** DATASET ENTRIES follows **

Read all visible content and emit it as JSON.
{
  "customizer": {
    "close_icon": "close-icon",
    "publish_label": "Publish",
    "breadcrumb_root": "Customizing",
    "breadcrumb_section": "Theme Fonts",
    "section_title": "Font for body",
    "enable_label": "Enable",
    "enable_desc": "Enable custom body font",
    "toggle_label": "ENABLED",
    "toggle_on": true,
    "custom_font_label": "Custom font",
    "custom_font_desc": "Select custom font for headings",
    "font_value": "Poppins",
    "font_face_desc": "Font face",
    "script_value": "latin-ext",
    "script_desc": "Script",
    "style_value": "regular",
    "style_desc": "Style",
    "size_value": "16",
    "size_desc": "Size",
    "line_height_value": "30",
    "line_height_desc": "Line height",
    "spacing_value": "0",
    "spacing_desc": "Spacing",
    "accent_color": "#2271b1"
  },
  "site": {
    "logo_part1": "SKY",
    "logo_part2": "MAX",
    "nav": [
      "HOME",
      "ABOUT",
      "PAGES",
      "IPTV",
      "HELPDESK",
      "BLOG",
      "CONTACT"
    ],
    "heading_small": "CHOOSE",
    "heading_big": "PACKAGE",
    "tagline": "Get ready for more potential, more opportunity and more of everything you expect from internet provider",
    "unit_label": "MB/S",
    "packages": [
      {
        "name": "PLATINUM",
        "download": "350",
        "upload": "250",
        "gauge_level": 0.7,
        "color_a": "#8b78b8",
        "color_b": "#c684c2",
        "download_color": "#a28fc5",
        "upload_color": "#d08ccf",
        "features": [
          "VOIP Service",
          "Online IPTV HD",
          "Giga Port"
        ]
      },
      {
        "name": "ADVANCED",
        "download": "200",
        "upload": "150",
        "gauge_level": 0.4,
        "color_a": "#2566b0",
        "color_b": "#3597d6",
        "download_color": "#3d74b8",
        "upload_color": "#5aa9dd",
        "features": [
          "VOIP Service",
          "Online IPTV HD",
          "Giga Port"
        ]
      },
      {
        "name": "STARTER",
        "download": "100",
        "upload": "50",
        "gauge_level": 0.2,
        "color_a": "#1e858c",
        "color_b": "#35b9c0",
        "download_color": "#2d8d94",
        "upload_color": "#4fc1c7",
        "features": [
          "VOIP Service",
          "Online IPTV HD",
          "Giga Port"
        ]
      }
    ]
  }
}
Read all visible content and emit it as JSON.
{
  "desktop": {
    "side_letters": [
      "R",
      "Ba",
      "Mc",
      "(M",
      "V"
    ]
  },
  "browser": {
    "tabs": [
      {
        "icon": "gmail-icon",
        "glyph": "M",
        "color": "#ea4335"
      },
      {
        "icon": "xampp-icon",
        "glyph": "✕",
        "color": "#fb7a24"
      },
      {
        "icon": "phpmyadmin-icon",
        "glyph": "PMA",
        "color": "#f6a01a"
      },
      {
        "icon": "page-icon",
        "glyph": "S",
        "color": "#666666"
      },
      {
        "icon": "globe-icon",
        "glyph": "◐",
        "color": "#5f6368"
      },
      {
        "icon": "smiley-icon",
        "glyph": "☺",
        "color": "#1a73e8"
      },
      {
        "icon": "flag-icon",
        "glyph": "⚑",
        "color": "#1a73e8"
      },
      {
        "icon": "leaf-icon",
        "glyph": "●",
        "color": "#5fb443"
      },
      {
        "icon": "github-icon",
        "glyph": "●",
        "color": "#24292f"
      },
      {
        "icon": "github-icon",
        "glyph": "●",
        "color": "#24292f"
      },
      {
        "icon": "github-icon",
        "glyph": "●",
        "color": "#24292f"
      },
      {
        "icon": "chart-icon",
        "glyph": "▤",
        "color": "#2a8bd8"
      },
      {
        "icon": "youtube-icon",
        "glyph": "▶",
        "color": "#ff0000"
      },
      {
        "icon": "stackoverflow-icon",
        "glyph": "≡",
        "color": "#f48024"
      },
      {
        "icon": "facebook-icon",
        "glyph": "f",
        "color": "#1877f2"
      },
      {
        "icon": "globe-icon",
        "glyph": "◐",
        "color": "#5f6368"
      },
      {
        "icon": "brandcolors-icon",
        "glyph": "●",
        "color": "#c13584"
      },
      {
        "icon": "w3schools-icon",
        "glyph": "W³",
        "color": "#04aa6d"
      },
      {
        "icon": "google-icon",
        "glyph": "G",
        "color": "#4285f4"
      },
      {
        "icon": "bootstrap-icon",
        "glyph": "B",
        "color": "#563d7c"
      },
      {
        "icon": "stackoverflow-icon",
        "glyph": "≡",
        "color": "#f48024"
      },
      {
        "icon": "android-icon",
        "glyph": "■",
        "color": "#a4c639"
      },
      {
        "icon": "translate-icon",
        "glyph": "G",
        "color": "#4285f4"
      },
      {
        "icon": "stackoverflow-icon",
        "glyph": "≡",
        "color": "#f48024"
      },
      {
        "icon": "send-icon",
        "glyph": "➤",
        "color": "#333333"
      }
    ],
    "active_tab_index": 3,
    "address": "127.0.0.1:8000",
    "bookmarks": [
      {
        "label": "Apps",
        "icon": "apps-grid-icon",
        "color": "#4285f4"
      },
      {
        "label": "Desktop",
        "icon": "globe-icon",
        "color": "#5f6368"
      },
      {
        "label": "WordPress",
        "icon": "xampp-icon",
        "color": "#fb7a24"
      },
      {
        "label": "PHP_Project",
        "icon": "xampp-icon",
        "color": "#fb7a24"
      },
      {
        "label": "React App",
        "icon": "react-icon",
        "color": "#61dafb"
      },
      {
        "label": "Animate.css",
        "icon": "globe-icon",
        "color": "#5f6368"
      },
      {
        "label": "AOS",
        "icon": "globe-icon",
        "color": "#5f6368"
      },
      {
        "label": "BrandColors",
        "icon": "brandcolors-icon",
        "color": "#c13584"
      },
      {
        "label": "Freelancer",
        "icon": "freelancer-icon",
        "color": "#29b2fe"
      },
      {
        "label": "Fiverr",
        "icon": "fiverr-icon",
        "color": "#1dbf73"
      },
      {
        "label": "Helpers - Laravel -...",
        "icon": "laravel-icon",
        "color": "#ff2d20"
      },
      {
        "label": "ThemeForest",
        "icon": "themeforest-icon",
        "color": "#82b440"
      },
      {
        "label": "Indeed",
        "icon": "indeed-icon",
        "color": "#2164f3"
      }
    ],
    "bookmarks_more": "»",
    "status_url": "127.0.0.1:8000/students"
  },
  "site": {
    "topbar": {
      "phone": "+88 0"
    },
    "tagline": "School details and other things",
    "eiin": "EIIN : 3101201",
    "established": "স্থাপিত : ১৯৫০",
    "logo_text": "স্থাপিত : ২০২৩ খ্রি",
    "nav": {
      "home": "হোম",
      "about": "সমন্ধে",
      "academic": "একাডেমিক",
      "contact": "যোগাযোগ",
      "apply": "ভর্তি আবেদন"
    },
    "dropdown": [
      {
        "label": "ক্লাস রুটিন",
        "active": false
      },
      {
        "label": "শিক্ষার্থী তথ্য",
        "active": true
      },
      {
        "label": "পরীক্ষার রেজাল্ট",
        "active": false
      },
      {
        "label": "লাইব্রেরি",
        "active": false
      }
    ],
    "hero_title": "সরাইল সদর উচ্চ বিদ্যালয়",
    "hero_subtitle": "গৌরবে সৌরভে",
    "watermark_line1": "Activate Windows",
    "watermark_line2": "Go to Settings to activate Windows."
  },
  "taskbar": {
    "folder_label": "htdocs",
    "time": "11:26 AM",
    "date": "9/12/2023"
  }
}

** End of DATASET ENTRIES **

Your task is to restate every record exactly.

● REPLY
Read all visible content and emit it as JSON.
{
  "customizer": {
    "close_icon": "close-icon",
    "publish_label": "Publish",
    "breadcrumb_root": "Customizing",
    "breadcrumb_section": "Theme Fonts",
    "section_title": "Font for body",
    "enable_label": "Enable",
    "enable_desc": "Enable custom body font",
    "toggle_label": "ENABLED",
    "toggle_on": true,
    "custom_font_label": "Custom font",
    "custom_font_desc": "Select custom font for headings",
    "font_value": "Poppins",
    "font_face_desc": "Font face",
    "script_value": "latin-ext",
    "script_desc": "Script",
    "style_value": "regular",
    "style_desc": "Style",
    "size_value": "16",
    "size_desc": "Size",
    "line_height_value": "30",
    "line_height_desc": "Line height",
    "spacing_value": "0",
    "spacing_desc": "Spacing",
    "accent_color": "#2271b1"
  },
  "site": {
    "logo_part1": "SKY",
    "logo_part2": "MAX",
    "nav": [
      "HOME",
      "ABOUT",
      "PAGES",
      "IPTV",
      "HELPDESK",
      "BLOG",
      "CONTACT"
    ],
    "heading_small": "CHOOSE",
    "heading_big": "PACKAGE",
    "tagline": "Get ready for more potential, more opportunity and more of everything you expect from internet provider",
    "unit_label": "MB/S",
    "packages": [
      {
        "name": "PLATINUM",
        "download": "350",
        "upload": "250",
        "gauge_level": 0.7,
        "color_a": "#8b78b8",
        "color_b": "#c684c2",
        "download_color": "#a28fc5",
        "upload_color": "#d08ccf",
        "features": [
          "VOIP Service",
          "Online IPTV HD",
          "Giga Port"
        ]
      },
      {
        "name": "ADVANCED",
        "download": "200",
        "upload": "150",
        "gauge_level": 0.4,
        "color_a": "#2566b0",
        "color_b": "#3597d6",
        "download_color": "#3d74b8",
        "upload_color": "#5aa9dd",
        "features": [
          "VOIP Service",
          "Online IPTV HD",
          "Giga Port"
        ]
      },
      {
        "name": "STARTER",
        "download": "100",
        "upload": "50",
        "gauge_level": 0.2,
        "color_a": "#1e858c",
        "color_b": "#35b9c0",
        "download_color": "#2d8d94",
        "upload_color": "#4fc1c7",
        "features": [
          "VOIP Service",
          "Online IPTV HD",
          "Giga Port"
        ]
      }
    ]
  }
}
Read all visible content and emit it as JSON.
{
  "desktop": {
    "side_letters": [
      "R",
      "Ba",
      "Mc",
      "(M",
      "V"
    ]
  },
  "browser": {
    "tabs": [
      {
        "icon": "gmail-icon",
        "glyph": "M",
        "color": "#ea4335"
      },
      {
        "icon": "xampp-icon",
        "glyph": "✕",
        "color": "#fb7a24"
      },
      {
        "icon": "phpmyadmin-icon",
        "glyph": "PMA",
        "color": "#f6a01a"
      },
      {
        "icon": "page-icon",
        "glyph": "S",
        "color": "#666666"
      },
      {
        "icon": "globe-icon",
        "glyph": "◐",
        "color": "#5f6368"
      },
      {
        "icon": "smiley-icon",
        "glyph": "☺",
        "color": "#1a73e8"
      },
      {
        "icon": "flag-icon",
        "glyph": "⚑",
        "color": "#1a73e8"
      },
      {
        "icon": "leaf-icon",
        "glyph": "●",
        "color": "#5fb443"
      },
      {
        "icon": "github-icon",
        "glyph": "●",
        "color": "#24292f"
      },
      {
        "icon": "github-icon",
        "glyph": "●",
        "color": "#24292f"
      },
      {
        "icon": "github-icon",
        "glyph": "●",
        "color": "#24292f"
      },
      {
        "icon": "chart-icon",
        "glyph": "▤",
        "color": "#2a8bd8"
      },
      {
        "icon": "youtube-icon",
        "glyph": "▶",
        "color": "#ff0000"
      },
      {
        "icon": "stackoverflow-icon",
        "glyph": "≡",
        "color": "#f48024"
      },
      {
        "icon": "facebook-icon",
        "glyph": "f",
        "color": "#1877f2"
      },
      {
        "icon": "globe-icon",
        "glyph": "◐",
        "color": "#5f6368"
      },
      {
        "icon": "brandcolors-icon",
        "glyph": "●",
        "color": "#c13584"
      },
      {
        "icon": "w3schools-icon",
        "glyph": "W³",
        "color": "#04aa6d"
      },
      {
        "icon": "google-icon",
        "glyph": "G",
        "color": "#4285f4"
      },
      {
        "icon": "bootstrap-icon",
        "glyph": "B",
        "color": "#563d7c"
      },
      {
        "icon": "stackoverflow-icon",
        "glyph": "≡",
        "color": "#f48024"
      },
      {
        "icon": "android-icon",
        "glyph": "■",
        "color": "#a4c639"
      },
      {
        "icon": "translate-icon",
        "glyph": "G",
        "color": "#4285f4"
      },
      {
        "icon": "stackoverflow-icon",
        "glyph": "≡",
        "color": "#f48024"
      },
      {
        "icon": "send-icon",
        "glyph": "➤",
        "color": "#333333"
      }
    ],
    "active_tab_index": 3,
    "address": "127.0.0.1:8000",
    "bookmarks": [
      {
        "label": "Apps",
        "icon": "apps-grid-icon",
        "color": "#4285f4"
      },
      {
        "label": "Desktop",
        "icon": "globe-icon",
        "color": "#5f6368"
      },
      {
        "label": "WordPress",
        "icon": "xampp-icon",
        "color": "#fb7a24"
      },
      {
        "label": "PHP_Project",
        "icon": "xampp-icon",
        "color": "#fb7a24"
      },
      {
        "label": "React App",
        "icon": "react-icon",
        "color": "#61dafb"
      },
      {
        "label": "Animate.css",
        "icon": "globe-icon",
        "color": "#5f6368"
      },
      {
        "label": "AOS",
        "icon": "globe-icon",
        "color": "#5f6368"
      },
      {
        "label": "BrandColors",
        "icon": "brandcolors-icon",
        "color": "#c13584"
      },
      {
        "label": "Freelancer",
        "icon": "freelancer-icon",
        "color": "#29b2fe"
      },
      {
        "label": "Fiverr",
        "icon": "fiverr-icon",
        "color": "#1dbf73"
      },
      {
        "label": "Helpers - Laravel -...",
        "icon": "laravel-icon",
        "color": "#ff2d20"
      },
      {
        "label": "ThemeForest",
        "icon": "themeforest-icon",
        "color": "#82b440"
      },
      {
        "label": "Indeed",
        "icon": "indeed-icon",
        "color": "#2164f3"
      }
    ],
    "bookmarks_more": "»",
    "status_url": "127.0.0.1:8000/students"
  },
  "site": {
    "topbar": {
      "phone": "+88 0"
    },
    "tagline": "School details and other things",
    "eiin": "EIIN : 3101201",
    "established": "স্থাপিত : ১৯৫০",
    "logo_text": "স্থাপিত : ২০২৩ খ্রি",
    "nav": {
      "home": "হোম",
      "about": "সমন্ধে",
      "academic": "একাডেমিক",
      "contact": "যোগাযোগ",
      "apply": "ভর্তি আবেদন"
    },
    "dropdown": [
      {
        "label": "ক্লাস রুটিন",
        "active": false
      },
      {
        "label": "শিক্ষার্থী তথ্য",
        "active": true
      },
      {
        "label": "পরীক্ষার রেজাল্ট",
        "active": false
      },
      {
        "label": "লাইব্রেরি",
        "active": false
      }
    ],
    "hero_title": "সরাইল সদর উচ্চ বিদ্যালয়",
    "hero_subtitle": "গৌরবে সৌরভে",
    "watermark_line1": "Activate Windows",
    "watermark_line2": "Go to Settings to activate Windows."
  },
  "taskbar": {
    "folder_label": "htdocs",
    "time": "11:26 AM",
    "date": "9/12/2023"
  }
}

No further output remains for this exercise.